"You got me wrong, chief," Matt says. "I want a serious relationship. But the longest I've managed is three years. There's a pattern. First year great. Second year the arguments start. Third year they go nuts and start fighting about everything and I tell them to beat it. I've a theory about women."

"We've all got one of those," I say. "Mine is that they're robots planted on Earth by aliens running experiments on pain and suffering." 

"Mine is that they're all mental," Matt says. "They can hide it for a while, some even a year or two. But sooner or later out it comes."

"Reminds me of a PG Wodehouse line," I say. "'It's no use telling me there are bad aunts and good aunts. At the core, they are all alike. Sooner or later, out pops the cloven hoof.'"

"Yeah, that's it exactly," Matt says. "Sooner or later, out pops the meat cleaver and the throbbing veins in the head."

"You been quiet a while," I say to my son, who's cradling his mug in his hands and staring out the window at white-shirted bowlers on the sunlit lawn below. "What's your theory about women? Aliens, parallel evolution, incurably insane?"

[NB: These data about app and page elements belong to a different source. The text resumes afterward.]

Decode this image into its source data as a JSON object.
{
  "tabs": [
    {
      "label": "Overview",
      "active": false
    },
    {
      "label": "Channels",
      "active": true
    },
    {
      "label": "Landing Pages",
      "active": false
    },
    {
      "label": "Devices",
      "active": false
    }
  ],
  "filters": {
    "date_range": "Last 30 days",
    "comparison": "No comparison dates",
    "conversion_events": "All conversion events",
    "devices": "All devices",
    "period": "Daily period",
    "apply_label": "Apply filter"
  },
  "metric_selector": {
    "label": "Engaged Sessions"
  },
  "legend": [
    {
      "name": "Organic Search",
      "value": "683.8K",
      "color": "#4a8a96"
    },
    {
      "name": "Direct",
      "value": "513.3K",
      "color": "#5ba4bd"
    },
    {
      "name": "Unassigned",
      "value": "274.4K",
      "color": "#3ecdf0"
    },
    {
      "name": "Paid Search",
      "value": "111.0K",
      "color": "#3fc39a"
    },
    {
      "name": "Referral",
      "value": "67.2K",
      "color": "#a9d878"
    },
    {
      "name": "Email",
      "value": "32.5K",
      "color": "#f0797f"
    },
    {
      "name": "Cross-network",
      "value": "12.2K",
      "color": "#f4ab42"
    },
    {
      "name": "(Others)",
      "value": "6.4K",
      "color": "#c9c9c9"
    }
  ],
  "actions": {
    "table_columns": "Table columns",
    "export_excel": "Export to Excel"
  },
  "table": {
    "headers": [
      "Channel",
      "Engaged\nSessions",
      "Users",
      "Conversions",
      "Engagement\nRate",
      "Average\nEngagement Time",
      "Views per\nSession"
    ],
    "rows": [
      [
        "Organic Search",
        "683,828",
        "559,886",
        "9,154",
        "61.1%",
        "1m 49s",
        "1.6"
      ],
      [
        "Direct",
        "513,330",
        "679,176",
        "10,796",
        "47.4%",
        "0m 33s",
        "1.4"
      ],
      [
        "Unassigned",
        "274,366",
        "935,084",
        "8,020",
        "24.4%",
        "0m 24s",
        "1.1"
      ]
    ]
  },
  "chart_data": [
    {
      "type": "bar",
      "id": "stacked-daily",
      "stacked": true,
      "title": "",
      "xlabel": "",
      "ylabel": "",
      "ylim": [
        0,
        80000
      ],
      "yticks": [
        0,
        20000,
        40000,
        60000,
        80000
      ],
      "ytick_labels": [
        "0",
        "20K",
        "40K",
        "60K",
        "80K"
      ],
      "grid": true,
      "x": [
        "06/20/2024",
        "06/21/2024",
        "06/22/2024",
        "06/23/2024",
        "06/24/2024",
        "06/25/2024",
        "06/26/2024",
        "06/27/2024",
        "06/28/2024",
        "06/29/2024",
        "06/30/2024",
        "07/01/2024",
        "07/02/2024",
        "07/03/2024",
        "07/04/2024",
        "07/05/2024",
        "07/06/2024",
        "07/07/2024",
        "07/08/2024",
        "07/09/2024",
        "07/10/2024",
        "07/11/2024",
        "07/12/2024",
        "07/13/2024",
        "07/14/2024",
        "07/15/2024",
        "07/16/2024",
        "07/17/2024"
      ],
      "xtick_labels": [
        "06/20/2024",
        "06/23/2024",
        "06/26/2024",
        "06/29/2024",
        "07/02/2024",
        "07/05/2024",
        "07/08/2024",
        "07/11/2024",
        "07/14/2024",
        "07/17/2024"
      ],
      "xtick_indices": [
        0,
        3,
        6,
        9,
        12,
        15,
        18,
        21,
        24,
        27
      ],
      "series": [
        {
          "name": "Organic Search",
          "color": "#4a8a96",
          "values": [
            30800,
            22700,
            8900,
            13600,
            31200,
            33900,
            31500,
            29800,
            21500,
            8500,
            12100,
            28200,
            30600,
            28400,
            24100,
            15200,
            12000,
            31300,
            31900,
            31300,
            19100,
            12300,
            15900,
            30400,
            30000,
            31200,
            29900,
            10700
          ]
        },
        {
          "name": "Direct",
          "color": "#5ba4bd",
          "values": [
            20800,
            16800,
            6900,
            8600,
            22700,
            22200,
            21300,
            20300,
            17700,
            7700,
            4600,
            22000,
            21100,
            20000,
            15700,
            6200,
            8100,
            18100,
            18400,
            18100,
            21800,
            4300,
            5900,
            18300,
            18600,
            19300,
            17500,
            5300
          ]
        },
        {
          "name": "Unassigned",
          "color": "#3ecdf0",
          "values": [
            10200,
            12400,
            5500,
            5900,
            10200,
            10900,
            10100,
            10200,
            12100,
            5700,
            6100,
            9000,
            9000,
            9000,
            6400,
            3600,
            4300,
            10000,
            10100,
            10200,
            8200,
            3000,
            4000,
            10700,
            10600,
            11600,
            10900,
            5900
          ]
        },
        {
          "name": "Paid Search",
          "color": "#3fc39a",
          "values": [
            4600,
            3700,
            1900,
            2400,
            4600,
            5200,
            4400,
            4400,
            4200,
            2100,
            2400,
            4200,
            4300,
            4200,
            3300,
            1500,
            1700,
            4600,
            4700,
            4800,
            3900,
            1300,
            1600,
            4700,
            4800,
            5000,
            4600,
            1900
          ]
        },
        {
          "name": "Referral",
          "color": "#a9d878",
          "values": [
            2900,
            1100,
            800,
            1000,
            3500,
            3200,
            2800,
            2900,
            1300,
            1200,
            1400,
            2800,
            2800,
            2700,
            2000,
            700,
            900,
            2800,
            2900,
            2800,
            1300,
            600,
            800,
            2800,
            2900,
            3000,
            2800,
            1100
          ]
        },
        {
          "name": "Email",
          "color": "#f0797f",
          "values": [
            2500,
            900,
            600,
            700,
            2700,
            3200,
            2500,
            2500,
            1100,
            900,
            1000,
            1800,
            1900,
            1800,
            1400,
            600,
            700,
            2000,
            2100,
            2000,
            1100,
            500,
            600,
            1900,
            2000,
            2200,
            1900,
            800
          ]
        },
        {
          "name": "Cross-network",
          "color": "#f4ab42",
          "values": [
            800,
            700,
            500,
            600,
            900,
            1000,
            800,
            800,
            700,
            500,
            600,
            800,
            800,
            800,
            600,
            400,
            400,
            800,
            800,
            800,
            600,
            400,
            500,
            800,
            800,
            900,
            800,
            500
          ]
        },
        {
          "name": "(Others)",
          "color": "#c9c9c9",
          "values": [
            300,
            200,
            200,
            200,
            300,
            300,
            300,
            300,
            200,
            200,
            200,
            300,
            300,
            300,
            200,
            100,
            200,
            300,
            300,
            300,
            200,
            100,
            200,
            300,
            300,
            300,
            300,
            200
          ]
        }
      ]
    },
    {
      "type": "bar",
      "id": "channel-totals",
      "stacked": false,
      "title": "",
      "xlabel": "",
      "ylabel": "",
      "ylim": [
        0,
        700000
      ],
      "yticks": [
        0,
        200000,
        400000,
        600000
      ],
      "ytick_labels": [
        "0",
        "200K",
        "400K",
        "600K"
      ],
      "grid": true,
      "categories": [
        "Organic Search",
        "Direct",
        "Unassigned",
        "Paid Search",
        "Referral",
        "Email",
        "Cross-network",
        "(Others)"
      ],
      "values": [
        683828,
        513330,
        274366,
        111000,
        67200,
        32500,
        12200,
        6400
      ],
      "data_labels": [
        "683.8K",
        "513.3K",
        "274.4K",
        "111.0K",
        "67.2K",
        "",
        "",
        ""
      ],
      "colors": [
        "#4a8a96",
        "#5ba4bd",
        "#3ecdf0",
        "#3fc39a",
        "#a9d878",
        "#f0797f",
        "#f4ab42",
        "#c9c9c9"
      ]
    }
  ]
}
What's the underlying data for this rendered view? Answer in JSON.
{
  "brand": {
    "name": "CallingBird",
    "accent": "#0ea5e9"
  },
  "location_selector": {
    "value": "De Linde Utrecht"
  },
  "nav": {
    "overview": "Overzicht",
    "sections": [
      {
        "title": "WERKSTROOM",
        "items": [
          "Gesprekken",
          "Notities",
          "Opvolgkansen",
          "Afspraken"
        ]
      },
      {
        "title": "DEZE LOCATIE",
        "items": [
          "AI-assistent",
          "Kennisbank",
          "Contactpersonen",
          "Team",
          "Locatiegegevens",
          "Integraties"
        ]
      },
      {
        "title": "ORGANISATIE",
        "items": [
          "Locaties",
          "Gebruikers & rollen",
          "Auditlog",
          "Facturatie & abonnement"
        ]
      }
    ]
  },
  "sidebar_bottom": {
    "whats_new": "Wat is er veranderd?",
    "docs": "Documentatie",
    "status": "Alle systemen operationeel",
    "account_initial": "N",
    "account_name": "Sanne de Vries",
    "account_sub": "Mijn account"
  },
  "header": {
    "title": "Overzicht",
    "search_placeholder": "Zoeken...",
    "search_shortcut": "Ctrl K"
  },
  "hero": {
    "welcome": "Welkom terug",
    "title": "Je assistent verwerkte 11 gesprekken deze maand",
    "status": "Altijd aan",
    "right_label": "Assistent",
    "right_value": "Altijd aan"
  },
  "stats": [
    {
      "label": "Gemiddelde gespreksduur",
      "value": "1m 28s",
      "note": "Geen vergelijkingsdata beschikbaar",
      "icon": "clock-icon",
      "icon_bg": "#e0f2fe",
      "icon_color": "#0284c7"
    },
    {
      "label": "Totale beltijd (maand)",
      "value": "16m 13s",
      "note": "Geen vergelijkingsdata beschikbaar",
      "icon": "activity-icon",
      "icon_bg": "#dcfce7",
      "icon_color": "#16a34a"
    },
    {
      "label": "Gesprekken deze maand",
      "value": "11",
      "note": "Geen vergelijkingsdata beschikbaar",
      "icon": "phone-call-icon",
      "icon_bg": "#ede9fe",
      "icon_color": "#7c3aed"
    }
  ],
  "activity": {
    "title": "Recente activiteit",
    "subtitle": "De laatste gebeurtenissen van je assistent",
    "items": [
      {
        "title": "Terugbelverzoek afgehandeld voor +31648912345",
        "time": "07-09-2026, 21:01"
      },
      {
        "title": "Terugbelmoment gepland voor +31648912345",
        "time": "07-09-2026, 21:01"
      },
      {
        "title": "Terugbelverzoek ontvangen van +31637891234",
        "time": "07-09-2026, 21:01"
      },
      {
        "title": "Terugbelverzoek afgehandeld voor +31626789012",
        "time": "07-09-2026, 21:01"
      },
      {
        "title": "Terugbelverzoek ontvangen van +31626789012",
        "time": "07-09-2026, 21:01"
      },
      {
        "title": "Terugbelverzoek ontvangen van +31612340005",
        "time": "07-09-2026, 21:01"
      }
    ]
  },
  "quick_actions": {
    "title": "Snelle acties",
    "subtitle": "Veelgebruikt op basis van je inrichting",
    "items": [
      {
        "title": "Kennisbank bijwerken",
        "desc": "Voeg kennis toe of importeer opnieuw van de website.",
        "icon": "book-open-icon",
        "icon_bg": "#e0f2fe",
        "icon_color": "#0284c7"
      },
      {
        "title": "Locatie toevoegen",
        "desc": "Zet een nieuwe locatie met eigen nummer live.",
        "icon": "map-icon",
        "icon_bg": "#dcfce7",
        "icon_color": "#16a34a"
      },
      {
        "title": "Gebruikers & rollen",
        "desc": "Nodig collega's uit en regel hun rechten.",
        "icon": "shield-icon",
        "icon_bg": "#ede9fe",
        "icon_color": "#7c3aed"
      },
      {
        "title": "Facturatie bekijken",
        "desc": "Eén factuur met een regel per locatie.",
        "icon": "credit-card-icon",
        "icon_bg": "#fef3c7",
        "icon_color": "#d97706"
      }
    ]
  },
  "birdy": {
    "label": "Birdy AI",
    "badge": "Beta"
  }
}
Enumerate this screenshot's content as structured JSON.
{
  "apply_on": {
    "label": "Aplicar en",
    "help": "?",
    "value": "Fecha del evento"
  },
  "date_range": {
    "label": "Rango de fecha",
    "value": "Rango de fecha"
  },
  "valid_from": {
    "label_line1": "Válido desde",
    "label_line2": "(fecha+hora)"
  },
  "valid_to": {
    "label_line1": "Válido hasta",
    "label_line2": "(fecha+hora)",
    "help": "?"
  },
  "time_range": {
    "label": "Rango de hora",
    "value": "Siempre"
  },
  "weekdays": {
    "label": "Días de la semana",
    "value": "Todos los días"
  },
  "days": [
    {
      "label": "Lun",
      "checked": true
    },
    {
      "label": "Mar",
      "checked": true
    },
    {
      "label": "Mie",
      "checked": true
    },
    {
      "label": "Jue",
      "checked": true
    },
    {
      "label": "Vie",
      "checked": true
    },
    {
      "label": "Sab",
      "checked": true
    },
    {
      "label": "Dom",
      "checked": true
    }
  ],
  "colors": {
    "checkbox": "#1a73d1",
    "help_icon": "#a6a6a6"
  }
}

"Well," he says, lowering his mug to the table. "Obviously I don't have as much experience as you two masterminds. But it seems to me that ...."

"What?" Matt says. "Spit it out."

"Women are people," my son says, and Matt and I stare at each other blankly for a moment.  

"Yeah, good one!" Matt laughs and slaps him on the back. "You going to write all this up for your blog, chief?" he says, standing up and starting to clear the table.

"Course not," I tell him. "Wouldn't be fiction if I did."